» What is required: Pull every line containing "screenshot" from the listing below.

» Records to use:
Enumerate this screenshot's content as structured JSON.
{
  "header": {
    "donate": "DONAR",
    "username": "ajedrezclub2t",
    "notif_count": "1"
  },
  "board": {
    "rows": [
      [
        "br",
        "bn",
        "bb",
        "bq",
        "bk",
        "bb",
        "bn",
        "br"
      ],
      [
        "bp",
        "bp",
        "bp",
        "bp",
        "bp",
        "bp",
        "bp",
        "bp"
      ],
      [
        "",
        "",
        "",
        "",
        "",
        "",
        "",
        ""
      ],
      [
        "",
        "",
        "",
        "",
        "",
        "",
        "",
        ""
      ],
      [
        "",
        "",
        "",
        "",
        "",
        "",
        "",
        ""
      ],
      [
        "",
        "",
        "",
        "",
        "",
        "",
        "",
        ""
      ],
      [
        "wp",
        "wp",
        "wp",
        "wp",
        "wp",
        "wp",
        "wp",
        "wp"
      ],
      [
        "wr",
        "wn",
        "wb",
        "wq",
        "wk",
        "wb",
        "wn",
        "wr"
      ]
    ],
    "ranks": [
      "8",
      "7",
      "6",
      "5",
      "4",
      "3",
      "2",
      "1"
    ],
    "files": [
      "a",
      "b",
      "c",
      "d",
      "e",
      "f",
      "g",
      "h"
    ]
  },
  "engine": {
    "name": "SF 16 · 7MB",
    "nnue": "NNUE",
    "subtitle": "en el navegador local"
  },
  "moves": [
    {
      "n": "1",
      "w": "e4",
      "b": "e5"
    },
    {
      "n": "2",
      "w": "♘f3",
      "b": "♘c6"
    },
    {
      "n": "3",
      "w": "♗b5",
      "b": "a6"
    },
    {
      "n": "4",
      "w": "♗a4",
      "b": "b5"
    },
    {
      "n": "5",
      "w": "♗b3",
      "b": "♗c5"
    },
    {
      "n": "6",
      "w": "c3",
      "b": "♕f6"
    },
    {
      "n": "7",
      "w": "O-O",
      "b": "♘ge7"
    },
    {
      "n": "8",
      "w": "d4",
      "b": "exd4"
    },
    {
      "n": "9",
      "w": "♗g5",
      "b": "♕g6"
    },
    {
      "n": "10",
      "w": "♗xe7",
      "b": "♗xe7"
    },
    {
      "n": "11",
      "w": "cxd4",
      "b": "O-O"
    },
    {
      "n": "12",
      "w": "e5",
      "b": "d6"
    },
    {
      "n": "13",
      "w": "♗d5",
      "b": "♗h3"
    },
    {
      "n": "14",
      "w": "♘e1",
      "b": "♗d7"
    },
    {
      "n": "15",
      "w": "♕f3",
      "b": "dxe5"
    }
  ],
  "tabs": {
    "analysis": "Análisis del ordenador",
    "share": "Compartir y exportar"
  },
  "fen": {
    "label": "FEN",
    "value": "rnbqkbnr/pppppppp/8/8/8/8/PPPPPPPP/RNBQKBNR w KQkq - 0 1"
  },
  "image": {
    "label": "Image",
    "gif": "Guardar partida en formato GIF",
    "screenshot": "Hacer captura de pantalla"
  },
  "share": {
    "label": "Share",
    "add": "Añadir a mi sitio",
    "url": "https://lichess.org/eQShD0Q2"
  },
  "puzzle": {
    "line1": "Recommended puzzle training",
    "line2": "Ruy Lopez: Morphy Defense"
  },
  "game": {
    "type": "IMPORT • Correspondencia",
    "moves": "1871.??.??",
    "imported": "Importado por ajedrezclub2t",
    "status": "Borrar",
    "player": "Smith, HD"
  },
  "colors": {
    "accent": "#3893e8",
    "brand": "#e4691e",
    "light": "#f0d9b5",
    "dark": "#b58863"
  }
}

» Result below:
Enumerate this screenshot's content as structured JSON.
    "screenshot": "Hacer captura de pantalla"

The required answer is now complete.